## Exercise
If a line in the listing below includes the string "KeyboardView", pull it out.

## Data provided

★ ★ ★ ★ ★ ★ ★

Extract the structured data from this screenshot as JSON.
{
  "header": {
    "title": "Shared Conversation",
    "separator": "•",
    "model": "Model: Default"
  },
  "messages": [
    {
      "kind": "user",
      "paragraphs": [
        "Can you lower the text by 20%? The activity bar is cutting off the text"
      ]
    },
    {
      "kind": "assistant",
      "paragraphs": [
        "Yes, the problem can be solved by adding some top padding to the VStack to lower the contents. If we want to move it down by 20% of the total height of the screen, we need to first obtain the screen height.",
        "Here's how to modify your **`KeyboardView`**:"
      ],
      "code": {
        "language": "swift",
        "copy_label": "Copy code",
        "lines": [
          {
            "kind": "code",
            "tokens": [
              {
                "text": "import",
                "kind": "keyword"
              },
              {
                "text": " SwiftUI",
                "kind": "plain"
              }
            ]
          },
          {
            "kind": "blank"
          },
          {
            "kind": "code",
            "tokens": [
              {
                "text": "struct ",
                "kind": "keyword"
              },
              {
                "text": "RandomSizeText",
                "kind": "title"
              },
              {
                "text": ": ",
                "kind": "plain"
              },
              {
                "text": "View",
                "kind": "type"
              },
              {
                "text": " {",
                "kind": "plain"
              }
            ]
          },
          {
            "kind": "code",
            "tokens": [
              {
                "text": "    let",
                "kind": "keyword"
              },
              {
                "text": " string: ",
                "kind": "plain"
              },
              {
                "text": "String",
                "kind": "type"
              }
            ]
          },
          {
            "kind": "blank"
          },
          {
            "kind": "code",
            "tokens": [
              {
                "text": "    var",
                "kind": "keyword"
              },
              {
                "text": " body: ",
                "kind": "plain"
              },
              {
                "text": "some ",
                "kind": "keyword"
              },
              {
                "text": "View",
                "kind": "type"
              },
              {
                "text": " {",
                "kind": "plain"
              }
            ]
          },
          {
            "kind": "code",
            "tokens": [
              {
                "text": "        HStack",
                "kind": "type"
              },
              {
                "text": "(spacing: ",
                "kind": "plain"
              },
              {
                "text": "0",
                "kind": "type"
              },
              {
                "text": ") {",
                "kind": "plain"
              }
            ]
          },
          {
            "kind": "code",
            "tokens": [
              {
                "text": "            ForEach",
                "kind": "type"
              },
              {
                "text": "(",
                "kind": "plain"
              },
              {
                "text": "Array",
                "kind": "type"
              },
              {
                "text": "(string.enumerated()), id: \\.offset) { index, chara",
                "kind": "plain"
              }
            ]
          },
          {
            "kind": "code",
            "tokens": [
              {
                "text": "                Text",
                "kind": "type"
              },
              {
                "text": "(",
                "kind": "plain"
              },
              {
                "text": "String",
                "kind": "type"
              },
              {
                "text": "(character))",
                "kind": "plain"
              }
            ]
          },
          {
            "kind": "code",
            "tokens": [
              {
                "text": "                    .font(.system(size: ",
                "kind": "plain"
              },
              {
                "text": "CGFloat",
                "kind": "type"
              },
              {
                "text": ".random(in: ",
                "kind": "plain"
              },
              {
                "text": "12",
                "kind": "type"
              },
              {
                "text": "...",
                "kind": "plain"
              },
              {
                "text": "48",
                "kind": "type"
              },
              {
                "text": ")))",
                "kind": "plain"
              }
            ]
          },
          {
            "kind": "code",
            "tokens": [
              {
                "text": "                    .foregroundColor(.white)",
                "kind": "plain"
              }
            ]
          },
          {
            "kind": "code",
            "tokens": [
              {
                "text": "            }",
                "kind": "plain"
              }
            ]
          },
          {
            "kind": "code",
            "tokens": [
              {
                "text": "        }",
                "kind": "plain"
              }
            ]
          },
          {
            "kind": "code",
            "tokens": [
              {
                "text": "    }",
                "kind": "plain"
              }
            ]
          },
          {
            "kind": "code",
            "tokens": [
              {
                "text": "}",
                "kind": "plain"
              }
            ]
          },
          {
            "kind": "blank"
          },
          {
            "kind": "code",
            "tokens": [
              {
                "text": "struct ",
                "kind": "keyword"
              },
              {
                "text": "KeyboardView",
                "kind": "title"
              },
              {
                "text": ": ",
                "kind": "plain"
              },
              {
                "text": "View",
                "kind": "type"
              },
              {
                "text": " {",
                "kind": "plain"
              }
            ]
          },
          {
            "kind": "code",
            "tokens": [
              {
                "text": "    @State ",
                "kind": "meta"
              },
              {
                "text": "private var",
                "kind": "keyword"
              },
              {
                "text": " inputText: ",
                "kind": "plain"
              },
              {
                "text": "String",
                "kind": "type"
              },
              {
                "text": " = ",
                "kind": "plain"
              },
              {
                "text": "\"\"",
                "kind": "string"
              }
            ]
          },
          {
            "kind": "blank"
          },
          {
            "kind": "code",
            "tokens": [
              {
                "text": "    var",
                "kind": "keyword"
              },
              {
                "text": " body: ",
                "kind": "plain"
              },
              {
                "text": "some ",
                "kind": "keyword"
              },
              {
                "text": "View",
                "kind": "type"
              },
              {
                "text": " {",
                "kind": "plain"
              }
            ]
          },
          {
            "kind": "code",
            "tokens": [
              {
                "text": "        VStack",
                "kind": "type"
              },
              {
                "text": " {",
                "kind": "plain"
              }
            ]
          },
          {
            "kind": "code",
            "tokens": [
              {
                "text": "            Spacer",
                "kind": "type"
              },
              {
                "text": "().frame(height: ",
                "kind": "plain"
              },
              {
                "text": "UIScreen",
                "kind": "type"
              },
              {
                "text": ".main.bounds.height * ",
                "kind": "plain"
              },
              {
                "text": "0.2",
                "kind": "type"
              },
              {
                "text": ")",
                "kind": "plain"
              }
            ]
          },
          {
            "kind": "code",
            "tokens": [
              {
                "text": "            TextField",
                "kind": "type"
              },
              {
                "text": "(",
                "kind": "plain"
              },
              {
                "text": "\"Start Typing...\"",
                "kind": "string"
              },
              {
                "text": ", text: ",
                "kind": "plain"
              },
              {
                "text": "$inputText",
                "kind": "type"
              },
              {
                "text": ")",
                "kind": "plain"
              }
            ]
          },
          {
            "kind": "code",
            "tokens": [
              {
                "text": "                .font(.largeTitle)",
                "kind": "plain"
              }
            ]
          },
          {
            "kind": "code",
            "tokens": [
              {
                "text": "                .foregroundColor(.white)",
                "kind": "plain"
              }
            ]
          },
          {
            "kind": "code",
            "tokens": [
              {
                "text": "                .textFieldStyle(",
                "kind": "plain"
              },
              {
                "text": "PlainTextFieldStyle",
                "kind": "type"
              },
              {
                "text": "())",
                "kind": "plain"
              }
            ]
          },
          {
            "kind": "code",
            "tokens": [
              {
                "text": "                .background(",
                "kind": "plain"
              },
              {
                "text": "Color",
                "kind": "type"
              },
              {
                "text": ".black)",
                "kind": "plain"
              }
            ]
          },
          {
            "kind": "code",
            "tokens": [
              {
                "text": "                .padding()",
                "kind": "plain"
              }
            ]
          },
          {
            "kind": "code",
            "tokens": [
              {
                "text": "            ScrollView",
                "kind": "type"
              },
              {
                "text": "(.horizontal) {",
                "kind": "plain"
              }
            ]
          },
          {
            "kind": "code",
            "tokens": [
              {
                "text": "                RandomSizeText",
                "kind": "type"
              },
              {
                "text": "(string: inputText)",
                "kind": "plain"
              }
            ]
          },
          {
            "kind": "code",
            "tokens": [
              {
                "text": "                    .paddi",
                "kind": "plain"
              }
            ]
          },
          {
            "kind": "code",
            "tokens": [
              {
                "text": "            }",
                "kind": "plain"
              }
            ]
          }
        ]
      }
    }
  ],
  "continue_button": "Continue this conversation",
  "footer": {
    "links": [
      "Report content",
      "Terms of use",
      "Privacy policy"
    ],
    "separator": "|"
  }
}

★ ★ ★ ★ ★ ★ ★

## Response area
        "Here's how to modify your **`KeyboardView`**:"
                "text": "KeyboardView",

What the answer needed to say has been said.